Scientists have long been trying to develop an effective protection and cure for malaria - one of the deadliest diseases that affects people in tropical areas, especially children. As the World Health Organization announces plans to begin clinical trials of a promising new vaccine, scientists in South Africa report that they too are at an important threshold. George Putic reports, they are testing a compound that could be a single-dose cure for malaria.
Video

Video 'New York' Magazine Features 35 Cosby Accusers

The latest issue of 'New York' magazine features 35 women who say they were drugged and raped by film and television celebrity Bill Cosby. The women are aged from 44 to 80 and come from different walks of life and races. The magazine interviewed each of them separately, but Zlatica Hoke reports their stories are similar.
Video

Video US Calls Fight Against Human Trafficking a Must Win

The United States is promising not to give up its fight against what Secretary of State John Kerry calls the “scourge” of modern slavery.

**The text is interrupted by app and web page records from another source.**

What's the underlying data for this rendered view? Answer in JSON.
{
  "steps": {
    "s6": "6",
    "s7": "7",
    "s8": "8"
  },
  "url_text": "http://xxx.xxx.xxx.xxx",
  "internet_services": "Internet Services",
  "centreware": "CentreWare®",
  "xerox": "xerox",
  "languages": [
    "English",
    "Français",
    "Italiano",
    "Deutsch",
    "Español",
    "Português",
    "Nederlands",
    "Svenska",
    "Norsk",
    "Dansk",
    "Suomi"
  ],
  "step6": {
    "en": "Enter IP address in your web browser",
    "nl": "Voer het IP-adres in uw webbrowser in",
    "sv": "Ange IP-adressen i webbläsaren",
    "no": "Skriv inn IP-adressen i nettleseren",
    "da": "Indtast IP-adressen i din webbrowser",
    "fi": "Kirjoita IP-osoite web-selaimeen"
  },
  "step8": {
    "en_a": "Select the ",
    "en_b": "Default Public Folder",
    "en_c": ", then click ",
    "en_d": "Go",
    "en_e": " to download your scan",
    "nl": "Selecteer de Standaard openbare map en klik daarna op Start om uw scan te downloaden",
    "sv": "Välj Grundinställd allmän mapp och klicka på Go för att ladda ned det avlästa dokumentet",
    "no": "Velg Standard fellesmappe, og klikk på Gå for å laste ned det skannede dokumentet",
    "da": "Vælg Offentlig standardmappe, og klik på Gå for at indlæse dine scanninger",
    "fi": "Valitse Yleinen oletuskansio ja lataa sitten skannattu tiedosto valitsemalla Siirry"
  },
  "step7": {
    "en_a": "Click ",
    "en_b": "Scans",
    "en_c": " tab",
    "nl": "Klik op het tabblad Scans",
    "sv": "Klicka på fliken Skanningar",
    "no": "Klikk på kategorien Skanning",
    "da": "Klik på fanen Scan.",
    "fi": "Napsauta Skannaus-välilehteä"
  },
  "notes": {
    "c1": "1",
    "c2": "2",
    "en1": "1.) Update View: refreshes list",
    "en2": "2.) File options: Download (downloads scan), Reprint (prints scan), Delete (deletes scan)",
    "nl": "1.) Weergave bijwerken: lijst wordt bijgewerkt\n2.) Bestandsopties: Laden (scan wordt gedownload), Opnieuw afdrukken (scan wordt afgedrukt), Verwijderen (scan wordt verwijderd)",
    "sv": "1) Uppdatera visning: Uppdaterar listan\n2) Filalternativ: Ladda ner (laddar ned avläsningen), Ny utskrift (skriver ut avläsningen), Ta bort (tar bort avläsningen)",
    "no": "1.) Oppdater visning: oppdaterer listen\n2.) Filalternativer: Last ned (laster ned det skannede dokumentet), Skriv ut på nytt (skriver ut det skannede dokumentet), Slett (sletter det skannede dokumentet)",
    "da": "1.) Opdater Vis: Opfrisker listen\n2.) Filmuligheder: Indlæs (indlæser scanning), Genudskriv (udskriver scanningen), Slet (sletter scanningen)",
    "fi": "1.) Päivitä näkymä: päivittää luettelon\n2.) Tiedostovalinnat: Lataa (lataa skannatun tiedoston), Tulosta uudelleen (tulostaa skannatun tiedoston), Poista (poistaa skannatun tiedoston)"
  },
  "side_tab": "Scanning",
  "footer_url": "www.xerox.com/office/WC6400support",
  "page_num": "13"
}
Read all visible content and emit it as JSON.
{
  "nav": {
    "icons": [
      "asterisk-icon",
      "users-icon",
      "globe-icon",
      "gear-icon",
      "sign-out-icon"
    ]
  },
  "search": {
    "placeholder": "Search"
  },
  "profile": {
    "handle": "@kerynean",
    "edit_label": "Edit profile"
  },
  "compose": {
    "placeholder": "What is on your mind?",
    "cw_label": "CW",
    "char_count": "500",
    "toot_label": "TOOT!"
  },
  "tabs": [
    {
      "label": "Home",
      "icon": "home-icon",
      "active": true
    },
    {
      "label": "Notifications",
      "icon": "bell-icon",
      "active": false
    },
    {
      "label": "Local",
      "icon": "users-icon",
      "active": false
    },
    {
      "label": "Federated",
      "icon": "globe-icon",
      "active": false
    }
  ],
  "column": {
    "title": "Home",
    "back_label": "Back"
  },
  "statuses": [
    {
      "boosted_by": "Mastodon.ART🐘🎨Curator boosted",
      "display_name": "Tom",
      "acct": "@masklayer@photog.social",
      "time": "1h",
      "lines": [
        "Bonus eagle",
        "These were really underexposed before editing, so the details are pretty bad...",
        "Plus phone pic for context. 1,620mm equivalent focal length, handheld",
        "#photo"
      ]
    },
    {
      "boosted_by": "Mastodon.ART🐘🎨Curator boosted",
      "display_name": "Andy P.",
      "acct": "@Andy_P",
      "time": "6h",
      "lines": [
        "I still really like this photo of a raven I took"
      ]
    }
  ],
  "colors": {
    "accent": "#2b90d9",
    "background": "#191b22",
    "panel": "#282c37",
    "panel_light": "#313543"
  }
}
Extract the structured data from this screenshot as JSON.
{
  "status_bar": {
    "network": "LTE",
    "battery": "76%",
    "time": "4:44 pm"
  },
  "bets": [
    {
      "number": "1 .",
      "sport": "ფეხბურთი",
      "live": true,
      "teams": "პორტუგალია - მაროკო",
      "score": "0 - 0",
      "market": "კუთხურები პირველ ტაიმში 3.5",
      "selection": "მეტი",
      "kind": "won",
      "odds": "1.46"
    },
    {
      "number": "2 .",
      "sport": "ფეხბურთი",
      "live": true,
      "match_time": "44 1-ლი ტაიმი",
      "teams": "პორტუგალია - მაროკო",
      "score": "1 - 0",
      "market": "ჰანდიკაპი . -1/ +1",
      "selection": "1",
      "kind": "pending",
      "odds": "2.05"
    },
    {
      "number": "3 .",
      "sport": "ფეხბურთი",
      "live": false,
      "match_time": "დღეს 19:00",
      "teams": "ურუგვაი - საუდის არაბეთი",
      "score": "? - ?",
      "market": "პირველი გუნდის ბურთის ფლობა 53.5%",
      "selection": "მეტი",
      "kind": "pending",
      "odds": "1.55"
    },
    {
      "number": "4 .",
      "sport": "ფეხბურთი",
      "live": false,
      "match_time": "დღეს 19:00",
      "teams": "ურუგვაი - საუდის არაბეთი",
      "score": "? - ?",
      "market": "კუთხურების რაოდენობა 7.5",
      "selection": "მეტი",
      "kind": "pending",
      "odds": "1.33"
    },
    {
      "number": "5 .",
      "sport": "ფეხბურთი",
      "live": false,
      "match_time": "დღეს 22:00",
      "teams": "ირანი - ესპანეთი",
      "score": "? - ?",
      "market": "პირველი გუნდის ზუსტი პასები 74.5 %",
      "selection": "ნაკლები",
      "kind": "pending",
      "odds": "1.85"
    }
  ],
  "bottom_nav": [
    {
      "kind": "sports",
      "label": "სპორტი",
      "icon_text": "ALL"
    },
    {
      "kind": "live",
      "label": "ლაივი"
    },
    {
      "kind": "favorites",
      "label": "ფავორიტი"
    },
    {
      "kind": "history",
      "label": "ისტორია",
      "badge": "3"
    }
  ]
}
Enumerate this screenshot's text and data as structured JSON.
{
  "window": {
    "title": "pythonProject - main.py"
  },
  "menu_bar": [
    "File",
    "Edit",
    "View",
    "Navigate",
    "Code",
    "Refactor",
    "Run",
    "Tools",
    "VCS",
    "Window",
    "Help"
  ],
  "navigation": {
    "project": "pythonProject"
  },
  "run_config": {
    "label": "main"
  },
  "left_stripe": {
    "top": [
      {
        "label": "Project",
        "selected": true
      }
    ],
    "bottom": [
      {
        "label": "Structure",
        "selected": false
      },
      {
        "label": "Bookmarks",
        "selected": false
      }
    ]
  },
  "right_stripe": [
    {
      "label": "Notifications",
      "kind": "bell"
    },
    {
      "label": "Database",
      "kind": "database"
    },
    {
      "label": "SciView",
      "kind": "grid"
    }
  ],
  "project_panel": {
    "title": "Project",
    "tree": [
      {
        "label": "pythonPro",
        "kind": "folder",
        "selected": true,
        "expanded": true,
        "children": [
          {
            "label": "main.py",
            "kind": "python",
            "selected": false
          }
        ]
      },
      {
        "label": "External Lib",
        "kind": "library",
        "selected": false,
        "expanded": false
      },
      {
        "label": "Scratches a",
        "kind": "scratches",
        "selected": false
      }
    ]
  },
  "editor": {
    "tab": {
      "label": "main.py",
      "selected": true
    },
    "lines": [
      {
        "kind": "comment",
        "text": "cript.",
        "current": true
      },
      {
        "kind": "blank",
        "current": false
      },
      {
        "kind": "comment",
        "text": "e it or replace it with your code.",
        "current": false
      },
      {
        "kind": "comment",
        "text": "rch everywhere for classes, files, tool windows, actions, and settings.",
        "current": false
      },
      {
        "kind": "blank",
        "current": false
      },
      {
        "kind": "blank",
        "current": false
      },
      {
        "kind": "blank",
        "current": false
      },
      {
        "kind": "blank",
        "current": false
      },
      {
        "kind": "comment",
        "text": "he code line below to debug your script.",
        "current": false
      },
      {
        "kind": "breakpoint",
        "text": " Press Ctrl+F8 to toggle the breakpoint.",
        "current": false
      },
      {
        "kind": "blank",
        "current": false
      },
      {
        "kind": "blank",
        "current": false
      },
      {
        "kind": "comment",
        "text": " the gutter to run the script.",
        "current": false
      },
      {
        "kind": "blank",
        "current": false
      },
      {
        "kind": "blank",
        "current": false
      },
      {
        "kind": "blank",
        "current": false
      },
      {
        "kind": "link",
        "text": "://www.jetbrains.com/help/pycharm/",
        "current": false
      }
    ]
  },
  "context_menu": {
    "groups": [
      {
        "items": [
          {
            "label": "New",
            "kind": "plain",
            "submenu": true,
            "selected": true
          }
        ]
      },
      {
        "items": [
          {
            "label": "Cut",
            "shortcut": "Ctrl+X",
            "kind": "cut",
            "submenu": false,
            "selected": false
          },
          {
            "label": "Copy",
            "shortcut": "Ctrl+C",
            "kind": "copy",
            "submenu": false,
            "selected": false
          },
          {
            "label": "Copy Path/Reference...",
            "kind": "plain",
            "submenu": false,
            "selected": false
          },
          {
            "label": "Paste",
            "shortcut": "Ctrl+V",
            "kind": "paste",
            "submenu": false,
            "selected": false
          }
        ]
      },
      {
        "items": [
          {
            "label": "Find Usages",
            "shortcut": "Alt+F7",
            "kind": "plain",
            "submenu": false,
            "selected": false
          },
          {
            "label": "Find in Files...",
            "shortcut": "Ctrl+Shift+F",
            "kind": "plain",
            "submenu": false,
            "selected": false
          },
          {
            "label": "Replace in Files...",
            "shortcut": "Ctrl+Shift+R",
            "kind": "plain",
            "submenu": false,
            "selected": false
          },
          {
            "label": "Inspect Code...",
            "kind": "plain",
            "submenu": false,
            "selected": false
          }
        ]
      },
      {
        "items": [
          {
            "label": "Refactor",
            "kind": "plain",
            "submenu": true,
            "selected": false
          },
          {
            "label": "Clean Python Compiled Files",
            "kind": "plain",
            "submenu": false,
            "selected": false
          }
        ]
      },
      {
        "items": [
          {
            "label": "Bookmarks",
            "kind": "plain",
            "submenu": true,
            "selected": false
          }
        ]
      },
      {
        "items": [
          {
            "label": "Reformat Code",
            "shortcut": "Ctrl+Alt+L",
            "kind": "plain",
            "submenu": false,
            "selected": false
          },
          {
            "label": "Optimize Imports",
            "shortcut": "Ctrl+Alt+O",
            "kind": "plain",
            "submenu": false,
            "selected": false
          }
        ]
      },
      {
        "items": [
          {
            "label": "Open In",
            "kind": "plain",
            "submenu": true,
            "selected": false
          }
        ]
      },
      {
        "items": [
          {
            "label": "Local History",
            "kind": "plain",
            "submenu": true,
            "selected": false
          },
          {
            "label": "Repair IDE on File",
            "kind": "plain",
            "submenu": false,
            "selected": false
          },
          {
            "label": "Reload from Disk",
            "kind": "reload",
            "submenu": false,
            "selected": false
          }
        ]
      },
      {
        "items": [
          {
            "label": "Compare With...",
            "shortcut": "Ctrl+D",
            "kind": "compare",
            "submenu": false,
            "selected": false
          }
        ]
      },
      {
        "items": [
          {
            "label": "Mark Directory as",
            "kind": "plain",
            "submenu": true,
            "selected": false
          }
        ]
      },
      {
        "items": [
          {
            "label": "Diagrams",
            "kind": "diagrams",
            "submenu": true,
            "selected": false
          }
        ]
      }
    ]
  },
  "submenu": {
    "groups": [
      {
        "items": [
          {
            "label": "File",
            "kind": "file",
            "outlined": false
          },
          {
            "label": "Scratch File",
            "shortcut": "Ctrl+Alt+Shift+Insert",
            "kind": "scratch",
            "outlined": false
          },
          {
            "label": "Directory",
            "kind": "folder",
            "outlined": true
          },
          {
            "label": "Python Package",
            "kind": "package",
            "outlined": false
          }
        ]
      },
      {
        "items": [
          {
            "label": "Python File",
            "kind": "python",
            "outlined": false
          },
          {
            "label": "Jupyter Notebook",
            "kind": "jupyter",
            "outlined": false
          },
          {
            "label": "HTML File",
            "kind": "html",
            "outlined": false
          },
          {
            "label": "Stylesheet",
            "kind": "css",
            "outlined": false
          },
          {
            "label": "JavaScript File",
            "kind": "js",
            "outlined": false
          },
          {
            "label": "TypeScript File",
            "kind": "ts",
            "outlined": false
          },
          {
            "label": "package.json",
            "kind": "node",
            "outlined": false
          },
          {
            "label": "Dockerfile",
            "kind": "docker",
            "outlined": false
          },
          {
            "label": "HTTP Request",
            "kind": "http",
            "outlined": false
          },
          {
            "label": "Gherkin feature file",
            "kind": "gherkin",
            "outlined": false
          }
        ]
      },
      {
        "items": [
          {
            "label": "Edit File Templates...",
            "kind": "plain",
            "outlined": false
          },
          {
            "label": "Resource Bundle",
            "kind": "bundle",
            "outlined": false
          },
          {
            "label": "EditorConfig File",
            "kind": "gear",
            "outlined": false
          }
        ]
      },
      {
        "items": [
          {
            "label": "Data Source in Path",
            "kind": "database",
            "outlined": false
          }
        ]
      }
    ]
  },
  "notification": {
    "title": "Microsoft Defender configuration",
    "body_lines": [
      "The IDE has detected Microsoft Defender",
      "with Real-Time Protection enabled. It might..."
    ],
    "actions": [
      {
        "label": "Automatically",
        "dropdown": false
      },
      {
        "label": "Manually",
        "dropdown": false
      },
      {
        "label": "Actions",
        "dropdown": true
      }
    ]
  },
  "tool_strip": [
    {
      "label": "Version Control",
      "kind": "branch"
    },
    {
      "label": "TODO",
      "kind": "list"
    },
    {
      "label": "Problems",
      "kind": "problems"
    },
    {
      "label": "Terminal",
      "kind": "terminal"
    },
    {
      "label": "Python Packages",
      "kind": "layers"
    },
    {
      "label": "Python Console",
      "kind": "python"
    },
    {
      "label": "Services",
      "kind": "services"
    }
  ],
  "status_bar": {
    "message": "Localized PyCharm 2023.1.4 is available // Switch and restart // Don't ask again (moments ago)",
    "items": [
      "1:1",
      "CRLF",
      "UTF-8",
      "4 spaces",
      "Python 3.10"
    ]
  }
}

Officials released the country’s annual human trafficking report Monday – a report that’s being met with some criticism. VOA’s National Security correspondent Jeff Seldin has more from the State Department.
Video

Video Washington DC Underground Streetcar Station to Become Arts Venue

Abandoned more than 50 years ago, the underground streetcar station in Washington D.C.’s historic DuPont Circle district is about to be reborn. The plan calls for turning the spacious underground platforms - once meant to be a transportation hub, - into a unique space for art exhibitions, presentations, concerts and even a film set. Roman Mamonov has more from beneath the streets of the U.S. capital. Joy Wagner narrates his report.
Video

Video Europe’s Twin Crises Collide in Greece as Migrant Numbers Soar

Greece has replaced Italy as the main gateway for migrants into Europe, with more than 100,000 arrivals in the first six months of 2015. Many want to move further into Europe and escape Greece’s economic crisis, but they face widespread dangers on the journey overland through the Balkans. VOA's Henry Ridgwell reports.
Video

Video Stink Intensifies as Lebanon’s Trash Crisis Continues

After the closure of a major rubbish dump a week ago, the streets of Beirut are filling up with trash. Having failed to draw up a plan B, politicians are struggling to deal with the problem. John Owens has more for VOA from Beirut.
Video

Video Paris Rolls Out Blueprint to Fight Climate Change

A U.N. climate conference in December aims to produce an ambitious agreement to fight heat-trapping greenhouse gases. But many local governments are not waiting, and have drafted their own climate action plans. That’s the case with Paris — which is getting special attention, since it’s hosting the climate summit. Lisa Bryant takes a look for VOA at the transformation of the French capital into an eco-city.

VOA Blogs